**Exercise:**
Exclude the pictures and repeat all of the data exactly.

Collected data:
- Opening Delimiter -

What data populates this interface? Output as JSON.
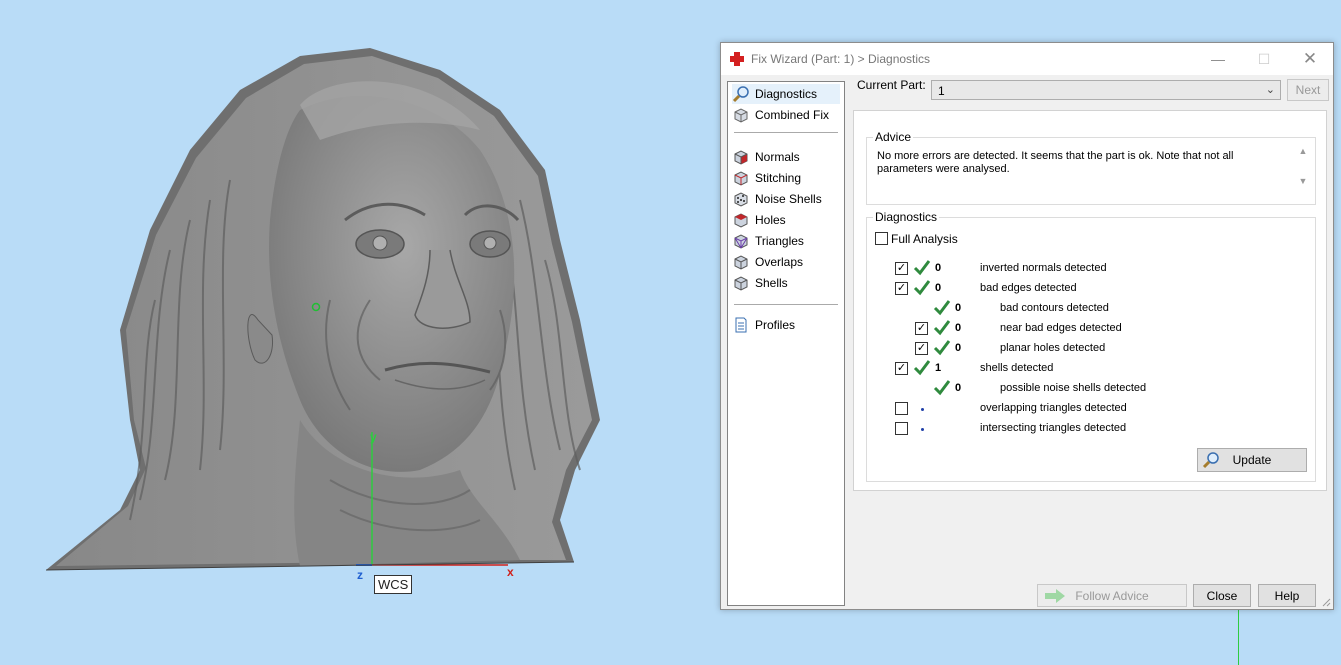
{
  "viewport": {
    "wcs_label": "WCS",
    "axis_y": "y",
    "axis_z": "z",
    "axis_x": "x"
  },
  "window": {
    "title": "Fix Wizard (Part: 1) > Diagnostics",
    "minimize": "—",
    "maximize": "☐",
    "close": "✕"
  },
  "nav": {
    "items": [
      {
        "label": "Diagnostics",
        "icon": "magnifier-icon"
      },
      {
        "label": "Combined Fix",
        "icon": "cube-icon"
      },
      {
        "label": "Normals",
        "icon": "normals-cube-icon"
      },
      {
        "label": "Stitching",
        "icon": "stitching-cube-icon"
      },
      {
        "label": "Noise Shells",
        "icon": "noise-shells-icon"
      },
      {
        "label": "Holes",
        "icon": "holes-cube-icon"
      },
      {
        "label": "Triangles",
        "icon": "triangles-cube-icon"
      },
      {
        "label": "Overlaps",
        "icon": "overlaps-cube-icon"
      },
      {
        "label": "Shells",
        "icon": "shells-cube-icon"
      },
      {
        "label": "Profiles",
        "icon": "document-icon"
      }
    ]
  },
  "toolbar": {
    "current_part_label": "Current Part:",
    "current_part_value": "1",
    "next_label": "Next"
  },
  "advice": {
    "title": "Advice",
    "text": "No more errors are detected. It seems that the part is ok. Note that not all parameters were analysed."
  },
  "diagnostics": {
    "title": "Diagnostics",
    "full_analysis_label": "Full Analysis",
    "rows": [
      {
        "checked": true,
        "status": "ok",
        "count": "0",
        "label": "inverted normals detected"
      },
      {
        "checked": true,
        "status": "ok",
        "count": "0",
        "label": "bad edges detected"
      },
      {
        "checked": null,
        "status": "ok",
        "count": "0",
        "label": "bad contours detected"
      },
      {
        "checked": true,
        "status": "ok",
        "count": "0",
        "label": "near bad edges detected"
      },
      {
        "checked": true,
        "status": "ok",
        "count": "0",
        "label": "planar holes detected"
      },
      {
        "checked": true,
        "status": "ok",
        "count": "1",
        "label": "shells detected"
      },
      {
        "checked": null,
        "status": "ok",
        "count": "0",
        "label": "possible noise shells detected"
      },
      {
        "checked": false,
        "status": "none",
        "count": "",
        "label": "overlapping triangles detected"
      },
      {
        "checked": false,
        "status": "none",
        "count": "",
        "label": "intersecting triangles detected"
      }
    ],
    "update_label": "Update"
  },
  "footer": {
    "follow_advice_label": "Follow Advice",
    "close_label": "Close",
    "help_label": "Help"
  },
  "colors": {
    "background": "#b9dcf7",
    "check_green": "#2f8a3e",
    "y_axis": "#2ecc40",
    "x_axis": "#d0201a",
    "z_axis": "#1f5fd0",
    "model_gray": "#8c8c8c"
  }
}
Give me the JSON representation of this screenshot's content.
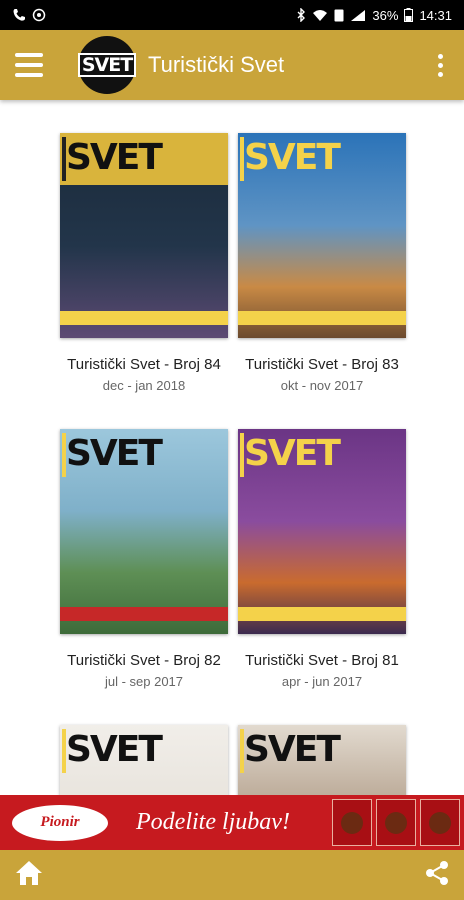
{
  "status_bar": {
    "time": "14:31",
    "battery": "36%",
    "icons": [
      "phone-icon",
      "whatsapp-icon",
      "bluetooth-icon",
      "wifi-icon",
      "signal-icon",
      "battery-icon"
    ]
  },
  "app_bar": {
    "logo_text": "SVET",
    "title": "Turistički Svet",
    "menu_icon": "hamburger-icon",
    "overflow_icon": "more-vert-icon"
  },
  "issues": [
    {
      "title": "Turistički Svet - Broj 84",
      "date": "dec - jan 2018",
      "cover_colors": [
        "#1b2a3a",
        "#5d4a73"
      ]
    },
    {
      "title": "Turistički Svet - Broj 83",
      "date": "okt - nov 2017",
      "cover_colors": [
        "#1f5f9c",
        "#c98a45"
      ]
    },
    {
      "title": "Turistički Svet - Broj 82",
      "date": "jul - sep 2017",
      "cover_colors": [
        "#7fb0c9",
        "#3e6b3a"
      ]
    },
    {
      "title": "Turistički Svet - Broj 81",
      "date": "apr - jun 2017",
      "cover_colors": [
        "#7a3f8f",
        "#c96b2e"
      ]
    },
    {
      "title": "",
      "date": "",
      "cover_colors": [
        "#e9e6e1",
        "#bdb7ad"
      ]
    },
    {
      "title": "",
      "date": "",
      "cover_colors": [
        "#d8cfc4",
        "#6d5a4a"
      ]
    }
  ],
  "ad": {
    "brand": "Pionir",
    "slogan": "Podelite ljubav!"
  },
  "bottom_bar": {
    "home_icon": "home-icon",
    "share_icon": "share-icon"
  },
  "colors": {
    "accent": "#c9a43a",
    "ad_red": "#c61a1f"
  }
}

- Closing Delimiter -

**Exercise result:**
What data populates this interface? Output as JSON.
{
  "viewport": {
    "wcs_label": "WCS",
    "axis_y": "y",
    "axis_z": "z",
    "axis_x": "x"
  },
  "window": {
    "title": "Fix Wizard (Part: 1) > Diagnostics",
    "minimize": "—",
    "maximize": "☐",
    "close": "✕"
  },
  "nav": {
    "items": [
      {
        "label": "Diagnostics",
        "icon": "magnifier-icon"
      },
      {
        "label": "Combined Fix",
        "icon": "cube-icon"
      },
      {
        "label": "Normals",
        "icon": "normals-cube-icon"
      },
      {
        "label": "Stitching",
        "icon": "stitching-cube-icon"
      },
      {
        "label": "Noise Shells",
        "icon": "noise-shells-icon"
      },
      {
        "label": "Holes",
        "icon": "holes-cube-icon"
      },
      {
        "label": "Triangles",
        "icon": "triangles-cube-icon"
      },
      {
        "label": "Overlaps",
        "icon": "overlaps-cube-icon"
      },
      {
        "label": "Shells",
        "icon": "shells-cube-icon"
      },
      {
        "label": "Profiles",
        "icon": "document-icon"
      }
    ]
  },
  "toolbar": {
    "current_part_label": "Current Part:",
    "current_part_value": "1",
    "next_label": "Next"
  },
  "advice": {
    "title": "Advice",
    "text": "No more errors are detected. It seems that the part is ok. Note that not all parameters were analysed."
  },
  "diagnostics": {
    "title": "Diagnostics",
    "full_analysis_label": "Full Analysis",
    "rows": [
      {
        "checked": true,
        "status": "ok",
        "count": "0",
        "label": "inverted normals detected"
      },
      {
        "checked": true,
        "status": "ok",
        "count": "0",
        "label": "bad edges detected"
      },
      {
        "checked": null,
        "status": "ok",
        "count": "0",
        "label": "bad contours detected"
      },
      {
        "checked": true,
        "status": "ok",
        "count": "0",
        "label": "near bad edges detected"
      },
      {
        "checked": true,
        "status": "ok",
        "count": "0",
        "label": "planar holes detected"
      },
      {
        "checked": true,
        "status": "ok",
        "count": "1",
        "label": "shells detected"
      },
      {
        "checked": null,
        "status": "ok",
        "count": "0",
        "label": "possible noise shells detected"
      },
      {
        "checked": false,
        "status": "none",
        "count": "",
        "label": "overlapping triangles detected"
      },
      {
        "checked": false,
        "status": "none",
        "count": "",
        "label": "intersecting triangles detected"
      }
    ],
    "update_label": "Update"
  },
  "footer": {
    "follow_advice_label": "Follow Advice",
    "close_label": "Close",
    "help_label": "Help"
  },
  "colors": {
    "background": "#b9dcf7",
    "check_green": "#2f8a3e",
    "y_axis": "#2ecc40",
    "x_axis": "#d0201a",
    "z_axis": "#1f5fd0",
    "model_gray": "#8c8c8c"
  }
}
Give me the JSON representation of this screenshot's content.
{
  "status_bar": {
    "time": "14:31",
    "battery": "36%",
    "icons": [
      "phone-icon",
      "whatsapp-icon",
      "bluetooth-icon",
      "wifi-icon",
      "signal-icon",
      "battery-icon"
    ]
  },
  "app_bar": {
    "logo_text": "SVET",
    "title": "Turistički Svet",
    "menu_icon": "hamburger-icon",
    "overflow_icon": "more-vert-icon"
  },
  "issues": [
    {
      "title": "Turistički Svet - Broj 84",
      "date": "dec - jan 2018",
      "cover_colors": [
        "#1b2a3a",
        "#5d4a73"
      ]
    },
    {
      "title": "Turistički Svet - Broj 83",
      "date": "okt - nov 2017",
      "cover_colors": [
        "#1f5f9c",
        "#c98a45"
      ]
    },
    {
      "title": "Turistički Svet - Broj 82",
      "date": "jul - sep 2017",
      "cover_colors": [
        "#7fb0c9",
        "#3e6b3a"
      ]
    },
    {
      "title": "Turistički Svet - Broj 81",
      "date": "apr - jun 2017",
      "cover_colors": [
        "#7a3f8f",
        "#c96b2e"
      ]
    },
    {
      "title": "",
      "date": "",
      "cover_colors": [
        "#e9e6e1",
        "#bdb7ad"
      ]
    },
    {
      "title": "",
      "date": "",
      "cover_colors": [
        "#d8cfc4",
        "#6d5a4a"
      ]
    }
  ],
  "ad": {
    "brand": "Pionir",
    "slogan": "Podelite ljubav!"
  },
  "bottom_bar": {
    "home_icon": "home-icon",
    "share_icon": "share-icon"
  },
  "colors": {
    "accent": "#c9a43a",
    "ad_red": "#c61a1f"
  }
}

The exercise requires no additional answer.